The opioid crisis represents a clear and present danger to the nation’s public health, with drug overdoses now claiming more lives than annual deaths from car crashes and gun violence combined. A staggering 20 million adults in the United States have a substance use disorder, yet 88 percent of these individuals do not receive treatment for their conditions. Local communities are experiencing the human and economic costs of the opioid epidemic first hand, most especially rural communities where the rate of opioid-related deaths is 45 percent higher than in metro areas. Untreated SUDs contribute to rising rates of incarceration, homelessness, and use of emergency services; straining local criminal justice systems, law enforcement, first responders, and community and public health resources beyond capacity. Despite heightened federal attention to these issues—most recently with President Donald Trump’s declaration of a public health emergency to address the drug epidemic and new federal Medicaid guidance—there is no national strategy or significant funding dedicated to confronting the crisis. Cities and counties cannot wait and are stepping up, designing, funding, and launching local initiatives to alleviate the human and economic devastation of the opioid epidemic in their communities.

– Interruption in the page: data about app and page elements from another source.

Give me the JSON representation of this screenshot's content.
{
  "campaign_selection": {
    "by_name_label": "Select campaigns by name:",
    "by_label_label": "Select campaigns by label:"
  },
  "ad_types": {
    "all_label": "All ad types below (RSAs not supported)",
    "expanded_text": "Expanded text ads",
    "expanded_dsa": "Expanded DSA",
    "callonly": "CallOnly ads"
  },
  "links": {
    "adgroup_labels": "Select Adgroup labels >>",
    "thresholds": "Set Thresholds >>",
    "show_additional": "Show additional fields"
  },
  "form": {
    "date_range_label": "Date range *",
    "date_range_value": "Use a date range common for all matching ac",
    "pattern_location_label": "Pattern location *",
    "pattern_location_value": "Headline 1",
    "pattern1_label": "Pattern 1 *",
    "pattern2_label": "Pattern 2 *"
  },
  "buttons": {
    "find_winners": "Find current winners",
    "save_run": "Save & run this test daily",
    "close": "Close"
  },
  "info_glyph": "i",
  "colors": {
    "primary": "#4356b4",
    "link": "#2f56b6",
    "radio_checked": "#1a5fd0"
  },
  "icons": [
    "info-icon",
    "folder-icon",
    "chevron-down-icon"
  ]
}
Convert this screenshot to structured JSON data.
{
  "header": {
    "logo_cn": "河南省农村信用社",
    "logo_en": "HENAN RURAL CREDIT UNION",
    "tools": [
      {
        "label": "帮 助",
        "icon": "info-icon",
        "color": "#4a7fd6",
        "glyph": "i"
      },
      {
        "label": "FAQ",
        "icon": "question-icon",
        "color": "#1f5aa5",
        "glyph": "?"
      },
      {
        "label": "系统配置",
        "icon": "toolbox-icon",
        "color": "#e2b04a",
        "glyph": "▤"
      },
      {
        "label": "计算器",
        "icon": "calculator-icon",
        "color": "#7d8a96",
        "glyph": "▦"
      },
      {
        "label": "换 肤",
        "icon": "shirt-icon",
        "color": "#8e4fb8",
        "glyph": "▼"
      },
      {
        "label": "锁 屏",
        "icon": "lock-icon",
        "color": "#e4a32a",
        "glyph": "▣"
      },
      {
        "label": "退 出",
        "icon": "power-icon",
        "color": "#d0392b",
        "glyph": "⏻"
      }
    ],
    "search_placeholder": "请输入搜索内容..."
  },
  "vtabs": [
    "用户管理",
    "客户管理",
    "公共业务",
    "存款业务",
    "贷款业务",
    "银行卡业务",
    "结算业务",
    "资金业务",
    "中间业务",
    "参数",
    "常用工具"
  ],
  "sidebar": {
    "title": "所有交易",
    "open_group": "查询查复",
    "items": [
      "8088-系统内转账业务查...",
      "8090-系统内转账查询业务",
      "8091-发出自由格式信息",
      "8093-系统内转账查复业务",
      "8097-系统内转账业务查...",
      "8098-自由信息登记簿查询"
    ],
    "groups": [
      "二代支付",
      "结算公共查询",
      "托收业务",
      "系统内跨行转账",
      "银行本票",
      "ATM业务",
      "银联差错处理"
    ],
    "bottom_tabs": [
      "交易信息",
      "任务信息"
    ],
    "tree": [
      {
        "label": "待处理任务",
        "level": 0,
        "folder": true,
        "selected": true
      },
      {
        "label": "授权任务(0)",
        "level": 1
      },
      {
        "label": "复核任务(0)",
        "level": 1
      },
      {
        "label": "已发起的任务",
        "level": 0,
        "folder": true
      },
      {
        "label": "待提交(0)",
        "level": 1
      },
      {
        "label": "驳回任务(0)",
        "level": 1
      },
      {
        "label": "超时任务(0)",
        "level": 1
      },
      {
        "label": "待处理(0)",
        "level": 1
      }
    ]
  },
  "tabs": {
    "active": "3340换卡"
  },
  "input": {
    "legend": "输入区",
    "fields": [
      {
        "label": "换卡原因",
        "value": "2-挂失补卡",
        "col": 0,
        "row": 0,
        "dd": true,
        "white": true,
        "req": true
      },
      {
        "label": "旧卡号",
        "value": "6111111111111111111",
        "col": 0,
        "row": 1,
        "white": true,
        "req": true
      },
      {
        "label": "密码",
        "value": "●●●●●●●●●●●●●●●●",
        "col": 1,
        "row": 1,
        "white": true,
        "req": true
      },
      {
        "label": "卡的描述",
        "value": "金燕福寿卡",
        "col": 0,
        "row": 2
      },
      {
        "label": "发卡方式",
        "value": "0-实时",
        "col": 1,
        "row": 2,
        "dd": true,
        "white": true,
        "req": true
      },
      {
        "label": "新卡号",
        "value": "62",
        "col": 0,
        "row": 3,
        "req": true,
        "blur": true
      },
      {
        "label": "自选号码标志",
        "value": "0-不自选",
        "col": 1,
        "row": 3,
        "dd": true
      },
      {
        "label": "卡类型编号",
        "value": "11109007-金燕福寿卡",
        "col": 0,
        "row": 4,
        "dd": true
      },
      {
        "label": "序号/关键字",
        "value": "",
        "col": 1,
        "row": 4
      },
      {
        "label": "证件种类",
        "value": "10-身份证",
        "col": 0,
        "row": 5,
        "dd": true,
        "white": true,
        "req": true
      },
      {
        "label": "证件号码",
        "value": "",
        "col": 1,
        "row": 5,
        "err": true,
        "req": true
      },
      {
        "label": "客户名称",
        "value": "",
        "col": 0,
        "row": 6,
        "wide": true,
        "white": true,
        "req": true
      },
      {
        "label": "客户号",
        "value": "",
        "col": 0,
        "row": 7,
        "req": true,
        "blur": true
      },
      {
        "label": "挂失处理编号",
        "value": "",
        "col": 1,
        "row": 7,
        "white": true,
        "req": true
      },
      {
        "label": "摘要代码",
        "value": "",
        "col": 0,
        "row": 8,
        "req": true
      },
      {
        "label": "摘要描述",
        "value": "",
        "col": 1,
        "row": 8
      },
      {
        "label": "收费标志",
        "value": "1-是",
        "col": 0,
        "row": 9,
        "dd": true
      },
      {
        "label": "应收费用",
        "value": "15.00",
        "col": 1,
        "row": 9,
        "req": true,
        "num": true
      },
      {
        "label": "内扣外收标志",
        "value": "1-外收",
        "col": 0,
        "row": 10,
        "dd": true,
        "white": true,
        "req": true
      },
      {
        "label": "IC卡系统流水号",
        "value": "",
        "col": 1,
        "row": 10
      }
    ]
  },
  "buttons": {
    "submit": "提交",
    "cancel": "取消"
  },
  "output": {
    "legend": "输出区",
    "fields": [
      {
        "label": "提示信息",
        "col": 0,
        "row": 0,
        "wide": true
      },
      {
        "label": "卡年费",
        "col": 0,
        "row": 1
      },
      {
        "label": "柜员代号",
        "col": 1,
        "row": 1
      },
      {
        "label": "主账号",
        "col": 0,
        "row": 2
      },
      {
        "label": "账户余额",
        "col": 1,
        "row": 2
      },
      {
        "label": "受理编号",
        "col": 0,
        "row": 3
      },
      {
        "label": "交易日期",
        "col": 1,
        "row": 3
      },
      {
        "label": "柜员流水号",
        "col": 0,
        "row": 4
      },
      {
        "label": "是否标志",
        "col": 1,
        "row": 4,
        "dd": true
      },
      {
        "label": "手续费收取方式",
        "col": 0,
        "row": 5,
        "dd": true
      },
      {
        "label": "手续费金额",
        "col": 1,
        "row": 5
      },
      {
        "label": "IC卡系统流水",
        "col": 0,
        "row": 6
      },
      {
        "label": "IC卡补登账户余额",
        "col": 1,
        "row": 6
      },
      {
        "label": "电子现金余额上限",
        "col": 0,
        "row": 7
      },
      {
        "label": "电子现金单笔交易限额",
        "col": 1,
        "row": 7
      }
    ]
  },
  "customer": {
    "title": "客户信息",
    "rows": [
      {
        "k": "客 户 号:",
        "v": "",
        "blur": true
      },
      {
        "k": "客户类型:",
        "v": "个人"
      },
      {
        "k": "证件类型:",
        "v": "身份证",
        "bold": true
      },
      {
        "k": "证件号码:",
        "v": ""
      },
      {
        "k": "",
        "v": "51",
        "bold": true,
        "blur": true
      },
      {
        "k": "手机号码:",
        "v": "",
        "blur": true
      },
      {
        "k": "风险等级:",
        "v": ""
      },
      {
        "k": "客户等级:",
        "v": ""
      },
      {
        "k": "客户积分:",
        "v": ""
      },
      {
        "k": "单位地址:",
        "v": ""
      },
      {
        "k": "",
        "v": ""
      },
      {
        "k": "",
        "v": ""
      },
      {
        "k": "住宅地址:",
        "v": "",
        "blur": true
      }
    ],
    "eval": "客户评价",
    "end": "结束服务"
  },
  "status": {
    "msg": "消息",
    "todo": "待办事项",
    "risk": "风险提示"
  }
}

In our report, supported by the Robert Wood Johnson Foundation, Communities in Crisis: Local Responses to Behavioral Health Challenges, we conducted extensive research and spoke with many local initiative leaders about programs they have established to address the fallout of both untreated SUD and serious mental illness. The programs are diverse, but almost all are built and operate on a shoestring budget.
Read the article here.